        1. 2

          I have no doubt there is a power savings, considering things like disk power consumption you mentioned. However, the net power savings is not just how much you saved by turning the main device off. The extra network gear (the special kind that requires port mirroring), the raspberry pi (minimal), the extra power required while the main server wakes up and re-syncs it’s state (and disks). All of these take away from the net power savings, and I would bet that if the computer is waking up “too often” that you would lose most of your savings.

          Power savings aside, I’ve read that disks starting and stopping is the time they are most likely to fail - so this setup may significantly reduce the life span of disks, which also reduces the cost savings.

          Not trying to cast shade in this article, it’s a really cool write-up. I’d just like to see the other data that takes this from a cool concept to a justifiable improvement.

          1. 2

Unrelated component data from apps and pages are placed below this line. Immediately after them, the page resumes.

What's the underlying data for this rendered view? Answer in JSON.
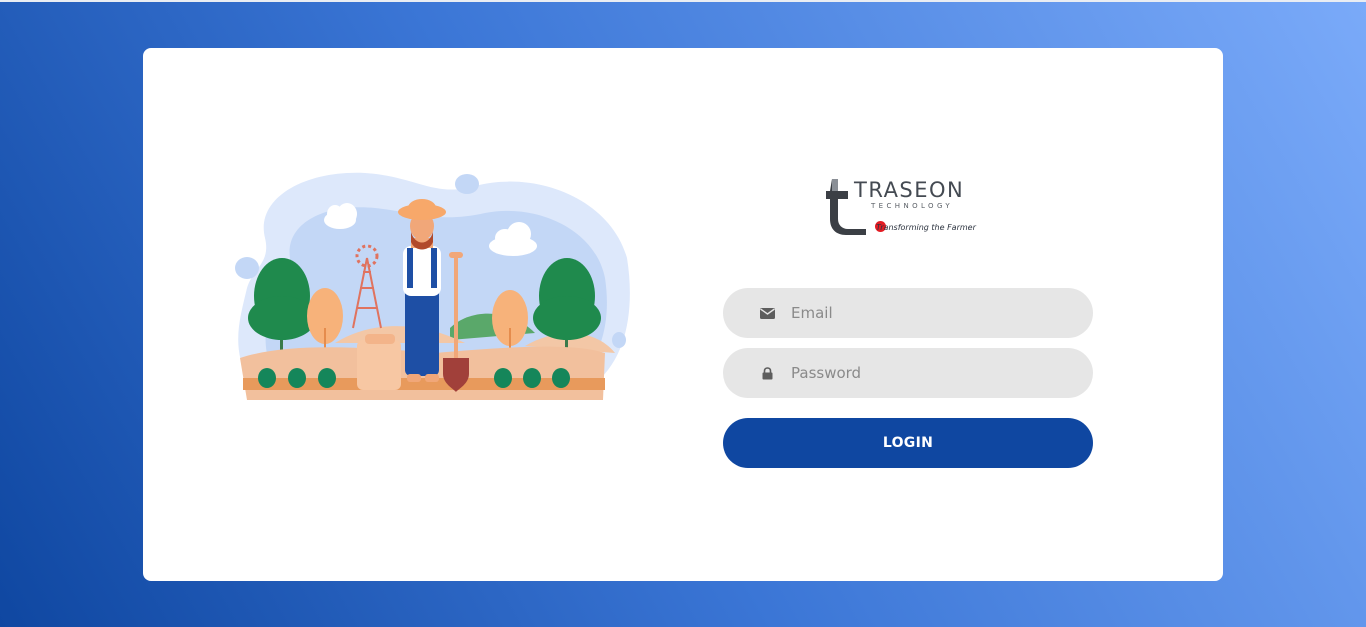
{
  "brand": {
    "name": "TRASEON",
    "subtitle": "TECHNOLOGY",
    "tagline": "Transforming the Farmer",
    "accent_color": "#e31b23"
  },
  "form": {
    "email": {
      "placeholder": "Email",
      "value": "",
      "icon": "envelope-icon"
    },
    "password": {
      "placeholder": "Password",
      "value": "",
      "icon": "lock-icon"
    },
    "login_label": "LOGIN"
  },
  "colors": {
    "primary": "#0f47a1",
    "background_gradient_start": "#0f47a1",
    "background_gradient_end": "#7aaaf9",
    "field_background": "#e6e6e6"
  }
}
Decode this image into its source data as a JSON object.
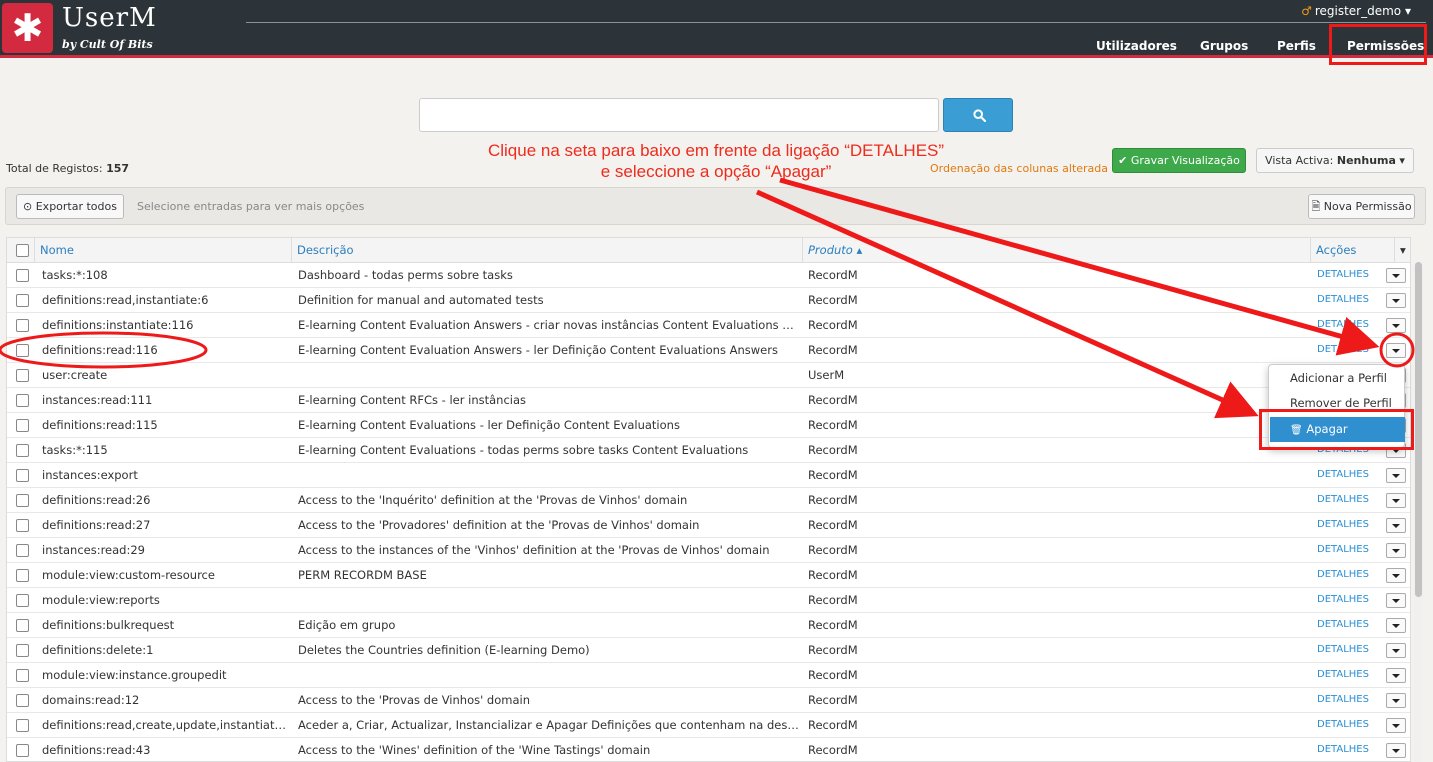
{
  "app": {
    "logo_glyph": "✱",
    "name": "UserM",
    "tagline": "by Cult Of Bits",
    "accent": "#d42a3f"
  },
  "user": {
    "name": "register_demo",
    "caret": "▾"
  },
  "nav": {
    "items": [
      "Utilizadores",
      "Grupos",
      "Perfis",
      "Permissões"
    ],
    "active": "Permissões"
  },
  "search": {
    "placeholder": "",
    "button_icon": "search-icon"
  },
  "summary": {
    "label": "Total de Registos:",
    "count": "157"
  },
  "annotation": {
    "line1": "Clique na seta para baixo em frente da ligação “DETALHES”",
    "line2": "e seleccione a opção “Apagar”",
    "color": "#ee2b1d"
  },
  "view": {
    "columns_changed": "Ordenação das colunas alterada",
    "save_label": "✔ Gravar Visualização",
    "active_view_label": "Vista Activa:",
    "active_view_value": "Nenhuma",
    "active_view_caret": "▾"
  },
  "toolbar": {
    "export_label": "⊙ Exportar todos",
    "hint": "Selecione entradas para ver mais opções",
    "new_label": "Nova Permissão",
    "new_icon": "document-icon"
  },
  "table": {
    "headers": {
      "name": "Nome",
      "description": "Descrição",
      "product": "Produto ▴",
      "actions": "Acções"
    },
    "details_label": "DETALHES",
    "rows": [
      {
        "name": "tasks:*:108",
        "description": "Dashboard - todas perms sobre tasks",
        "product": "RecordM"
      },
      {
        "name": "definitions:read,instantiate:6",
        "description": "Definition for manual and automated tests",
        "product": "RecordM"
      },
      {
        "name": "definitions:instantiate:116",
        "description": "E-learning Content Evaluation Answers - criar novas instâncias Content Evaluations Answers",
        "product": "RecordM"
      },
      {
        "name": "definitions:read:116",
        "description": "E-learning Content Evaluation Answers - ler Definição Content Evaluations Answers",
        "product": "RecordM"
      },
      {
        "name": "user:create",
        "description": "",
        "product": "UserM"
      },
      {
        "name": "instances:read:111",
        "description": "E-learning Content RFCs - ler instâncias",
        "product": "RecordM"
      },
      {
        "name": "definitions:read:115",
        "description": "E-learning Content Evaluations - ler Definição Content Evaluations",
        "product": "RecordM"
      },
      {
        "name": "tasks:*:115",
        "description": "E-learning Content Evaluations - todas perms sobre tasks Content Evaluations",
        "product": "RecordM"
      },
      {
        "name": "instances:export",
        "description": "",
        "product": "RecordM"
      },
      {
        "name": "definitions:read:26",
        "description": "Access to the 'Inquérito' definition at the 'Provas de Vinhos' domain",
        "product": "RecordM"
      },
      {
        "name": "definitions:read:27",
        "description": "Access to the 'Provadores' definition at the 'Provas de Vinhos' domain",
        "product": "RecordM"
      },
      {
        "name": "instances:read:29",
        "description": "Access to the instances of the 'Vinhos' definition at the 'Provas de Vinhos' domain",
        "product": "RecordM"
      },
      {
        "name": "module:view:custom-resource",
        "description": "PERM RECORDM BASE",
        "product": "RecordM"
      },
      {
        "name": "module:view:reports",
        "description": "",
        "product": "RecordM"
      },
      {
        "name": "definitions:bulkrequest",
        "description": "Edição em grupo",
        "product": "RecordM"
      },
      {
        "name": "definitions:delete:1",
        "description": "Deletes the Countries definition (E-learning Demo)",
        "product": "RecordM"
      },
      {
        "name": "module:view:instance.groupedit",
        "description": "",
        "product": "RecordM"
      },
      {
        "name": "domains:read:12",
        "description": "Access to the 'Provas de Vinhos' domain",
        "product": "RecordM"
      },
      {
        "name": "definitions:read,create,update,instantiate,...",
        "description": "Aceder a, Criar, Actualizar, Instancializar e Apagar Definições que contenham na descrição...",
        "product": "RecordM"
      },
      {
        "name": "definitions:read:43",
        "description": "Access to the 'Wines' definition of the 'Wine Tastings' domain",
        "product": "RecordM"
      }
    ]
  },
  "dropdown": {
    "items": [
      "Adicionar a Perfil",
      "Remover de Perfil",
      "Apagar"
    ],
    "delete_icon": "trash-icon",
    "delete_glyph": "🗑"
  }
}
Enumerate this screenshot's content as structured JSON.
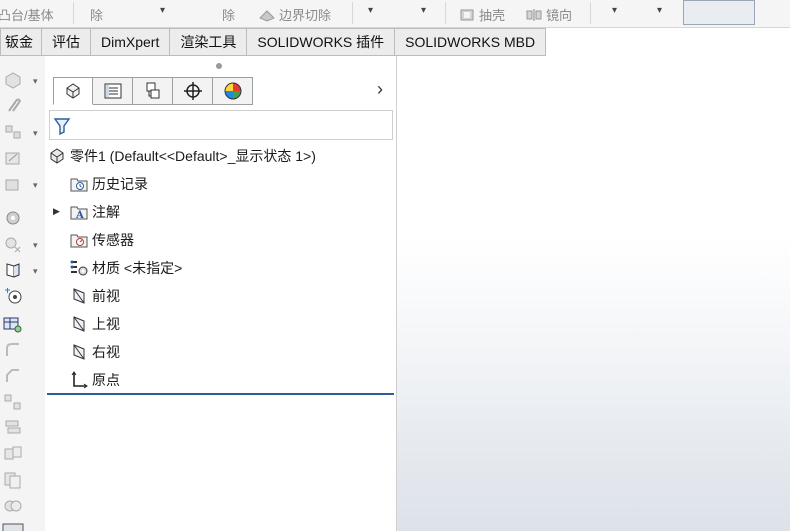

            Power savings aside, I’ve read that disks starting and stopping is the time they are most likely to fail - so this setup may significantly reduce the life span of disks, which also reduces the cost savings.

            Indeed, desktop grade disks weren’t meant to be spun up/down repeatedly (I had a WD Black disk that I think died because of this reason). However, I think it makes no difference (with regard to disk wear-and-tear) putting only the disks on standby or putting the whole system on standby. (In fact, many consumer disks do this automatically these days.)

            Thus the article tackles mainly the idle host power consumption.

    3. 1

      I’ve done something like this before! It’s an education.

      I also bought a low-power server I leave on all the time, exactly so I don’t have to do this anymore. If a smol Ryzen APU can’t handle a job, it’s a job that can wait until I get home and push the power button on my desktop.

    4. 1

      What a beautifully detailed write-up!

      I doubt I will ever do this given that my servers are tiny single board Intel jobs with teeny wattage but knowing how is half the battle and I have thought about getting an Intel NUC or something a smidge larger someday so having this around could be very handy for that eventuality.